[Material to process Boundary: Start]
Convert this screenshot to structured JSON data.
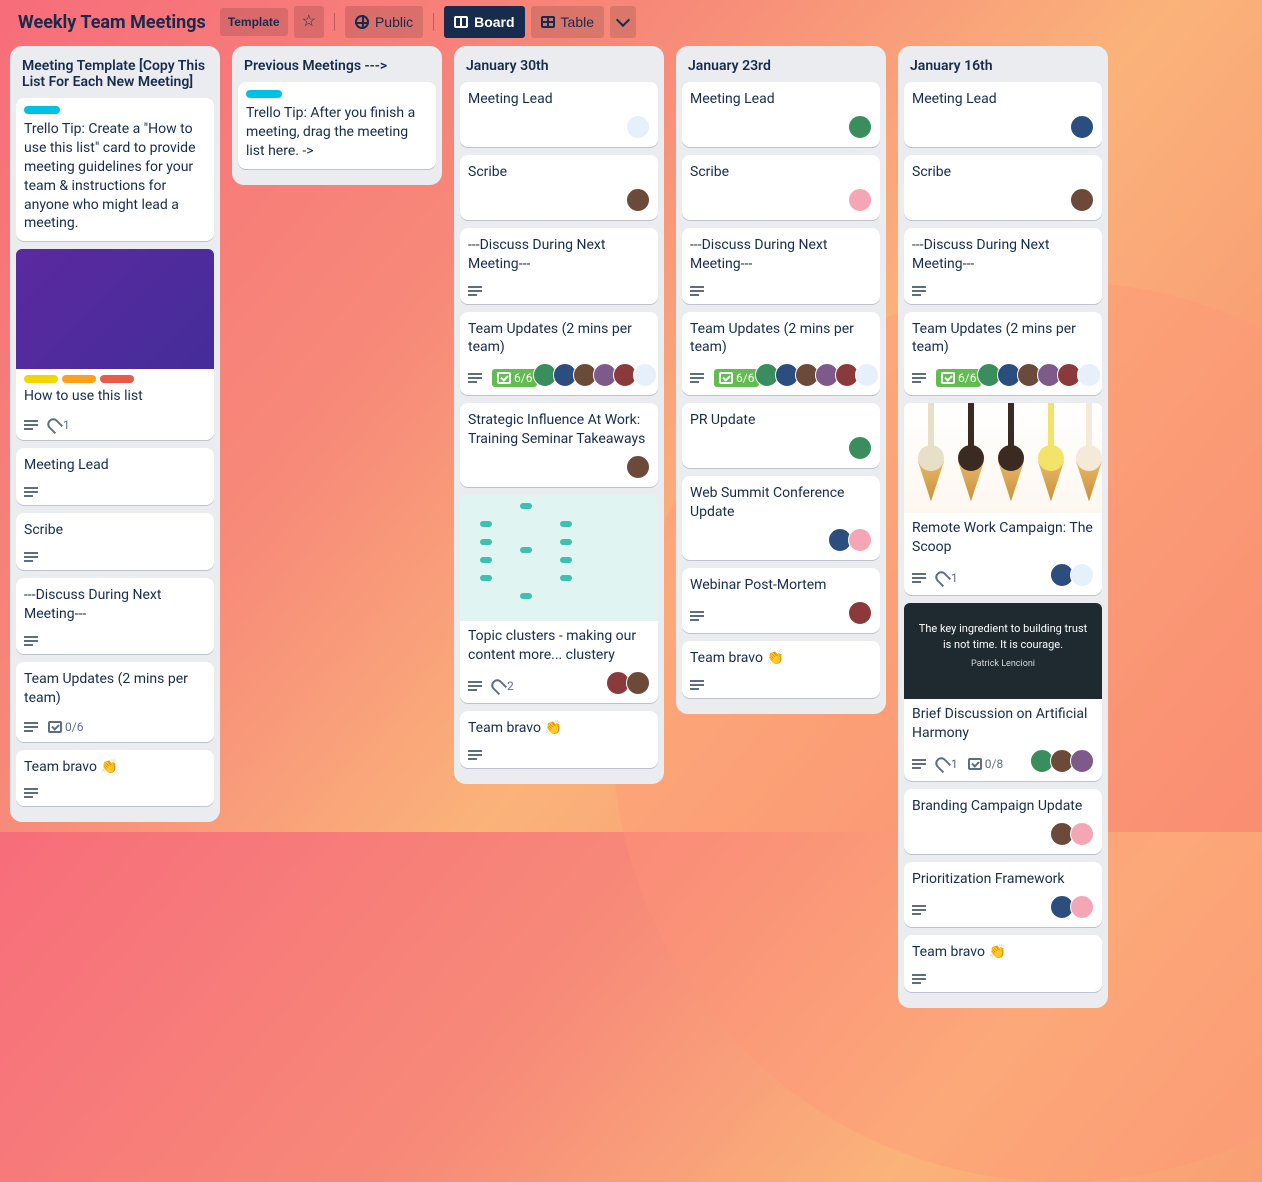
{
  "header": {
    "title": "Weekly Team Meetings",
    "template_label": "Template",
    "public_label": "Public",
    "board_label": "Board",
    "table_label": "Table"
  },
  "avatars": [
    {
      "bg": "#3a8d5c"
    },
    {
      "bg": "#2b4e7e"
    },
    {
      "bg": "#6b4a3a"
    },
    {
      "bg": "#7d5a8a"
    },
    {
      "bg": "#8a3a3a"
    },
    {
      "bg": "#e6f0fa"
    },
    {
      "bg": "#f4a6b4"
    }
  ],
  "lists": [
    {
      "title": "Meeting Template [Copy This List For Each New Meeting]",
      "cards": [
        {
          "stripe": "blue",
          "title": "Trello Tip: Create a \"How to use this list\" card to provide meeting guidelines for your team & instructions for anyone who might lead a meeting."
        },
        {
          "cover": "purple",
          "labels": [
            "yellow",
            "orange",
            "red"
          ],
          "title": "How to use this list",
          "desc": true,
          "attach": "1"
        },
        {
          "title": "Meeting Lead",
          "desc": true
        },
        {
          "title": "Scribe",
          "desc": true
        },
        {
          "title": "---Discuss During Next Meeting---",
          "desc": true
        },
        {
          "title": "Team Updates (2 mins per team)",
          "desc": true,
          "check": "0/6"
        },
        {
          "title": "Team bravo 👏",
          "desc": true
        }
      ]
    },
    {
      "title": "Previous Meetings --->",
      "cards": [
        {
          "stripe": "blue",
          "title": "Trello Tip: After you finish a meeting, drag the meeting list here. ->"
        }
      ]
    },
    {
      "title": "January 30th",
      "cards": [
        {
          "title": "Meeting Lead",
          "member_idx": [
            5
          ]
        },
        {
          "title": "Scribe",
          "member_idx": [
            2
          ]
        },
        {
          "title": "---Discuss During Next Meeting---",
          "desc": true
        },
        {
          "title": "Team Updates (2 mins per team)",
          "desc": true,
          "check_green": "6/6",
          "member_idx": [
            0,
            1,
            2,
            3,
            4,
            5
          ]
        },
        {
          "title": "Strategic Influence At Work: Training Seminar Takeaways",
          "member_idx": [
            2
          ]
        },
        {
          "cover": "teal",
          "title": "Topic clusters - making our content more... clustery",
          "desc": true,
          "attach": "2",
          "member_idx": [
            4,
            2
          ]
        },
        {
          "title": "Team bravo 👏",
          "desc": true
        }
      ]
    },
    {
      "title": "January 23rd",
      "cards": [
        {
          "title": "Meeting Lead",
          "member_idx": [
            0
          ]
        },
        {
          "title": "Scribe",
          "member_idx": [
            6
          ]
        },
        {
          "title": "---Discuss During Next Meeting---",
          "desc": true
        },
        {
          "title": "Team Updates (2 mins per team)",
          "desc": true,
          "check_green": "6/6",
          "member_idx": [
            0,
            1,
            2,
            3,
            4,
            5
          ]
        },
        {
          "title": "PR Update",
          "member_idx": [
            0
          ]
        },
        {
          "title": "Web Summit Conference Update",
          "member_idx": [
            1,
            6
          ]
        },
        {
          "title": "Webinar Post-Mortem",
          "desc": true,
          "member_idx": [
            4
          ]
        },
        {
          "title": "Team bravo 👏",
          "desc": true
        }
      ]
    },
    {
      "title": "January 16th",
      "cards": [
        {
          "title": "Meeting Lead",
          "member_idx": [
            1
          ]
        },
        {
          "title": "Scribe",
          "member_idx": [
            2
          ]
        },
        {
          "title": "---Discuss During Next Meeting---",
          "desc": true
        },
        {
          "title": "Team Updates (2 mins per team)",
          "desc": true,
          "check_green": "6/6",
          "member_idx": [
            0,
            1,
            2,
            3,
            4,
            5
          ]
        },
        {
          "cover": "cone",
          "title": "Remote Work Campaign: The Scoop",
          "desc": true,
          "attach": "1",
          "member_idx": [
            1,
            5
          ]
        },
        {
          "cover": "dark",
          "quote": "The key ingredient to building trust is not time. It is courage.",
          "quote_author": "Patrick Lencioni",
          "title": "Brief Discussion on Artificial Harmony",
          "desc": true,
          "attach": "1",
          "check": "0/8",
          "member_idx": [
            0,
            2,
            3
          ]
        },
        {
          "title": "Branding Campaign Update",
          "member_idx": [
            2,
            6
          ]
        },
        {
          "title": "Prioritization Framework",
          "desc": true,
          "member_idx": [
            1,
            6
          ]
        },
        {
          "title": "Team bravo 👏",
          "desc": true
        }
      ]
    }
  ]
}
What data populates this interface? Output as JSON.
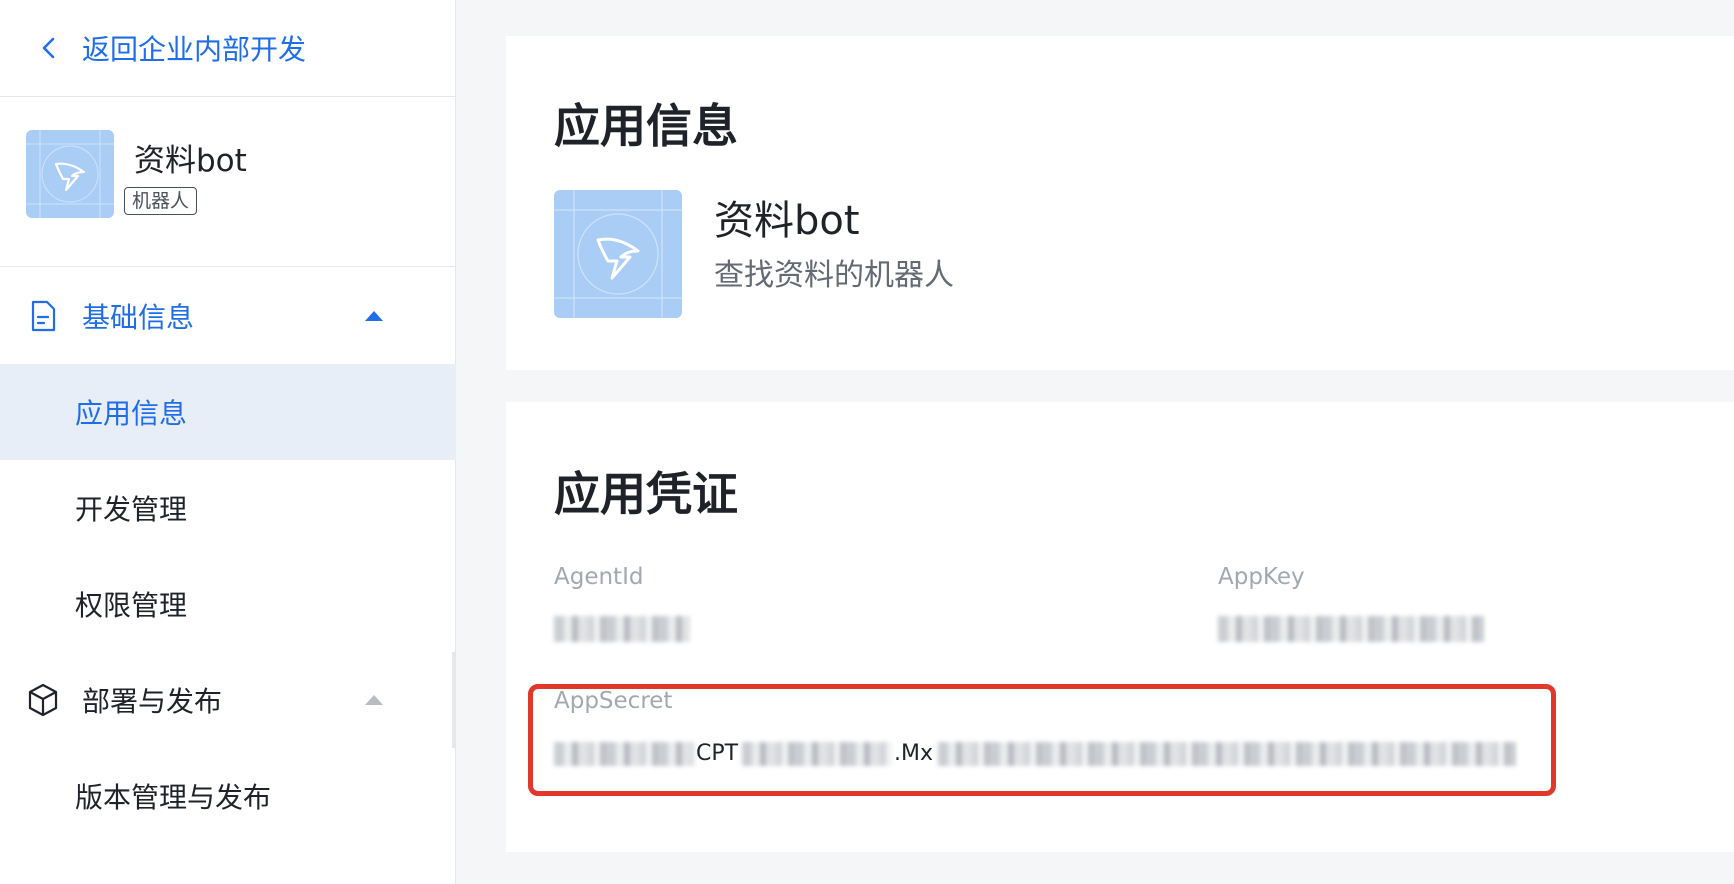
{
  "sidebar": {
    "back_label": "返回企业内部开发",
    "app": {
      "name": "资料bot",
      "badge": "机器人"
    },
    "groups": [
      {
        "label": "基础信息",
        "expanded": true,
        "items": [
          {
            "label": "应用信息",
            "active": true
          },
          {
            "label": "开发管理"
          },
          {
            "label": "权限管理"
          }
        ]
      },
      {
        "label": "部署与发布",
        "expanded": true,
        "items": [
          {
            "label": "版本管理与发布"
          }
        ]
      }
    ]
  },
  "main": {
    "app_info": {
      "title": "应用信息",
      "name": "资料bot",
      "description": "查找资料的机器人"
    },
    "credentials": {
      "title": "应用凭证",
      "agent_id": {
        "label": "AgentId",
        "value": ""
      },
      "app_key": {
        "label": "AppKey",
        "value": ""
      },
      "app_secret": {
        "label": "AppSecret",
        "visible_fragments": [
          "CPT",
          ".Mx"
        ]
      }
    }
  },
  "colors": {
    "accent": "#1f6ee8",
    "active_bg": "#e8eef8",
    "highlight": "#e0392b",
    "logo_bg": "#a9cdf5"
  }
}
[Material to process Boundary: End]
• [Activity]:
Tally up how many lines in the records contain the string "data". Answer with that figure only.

• [Answer to the exercise]:
2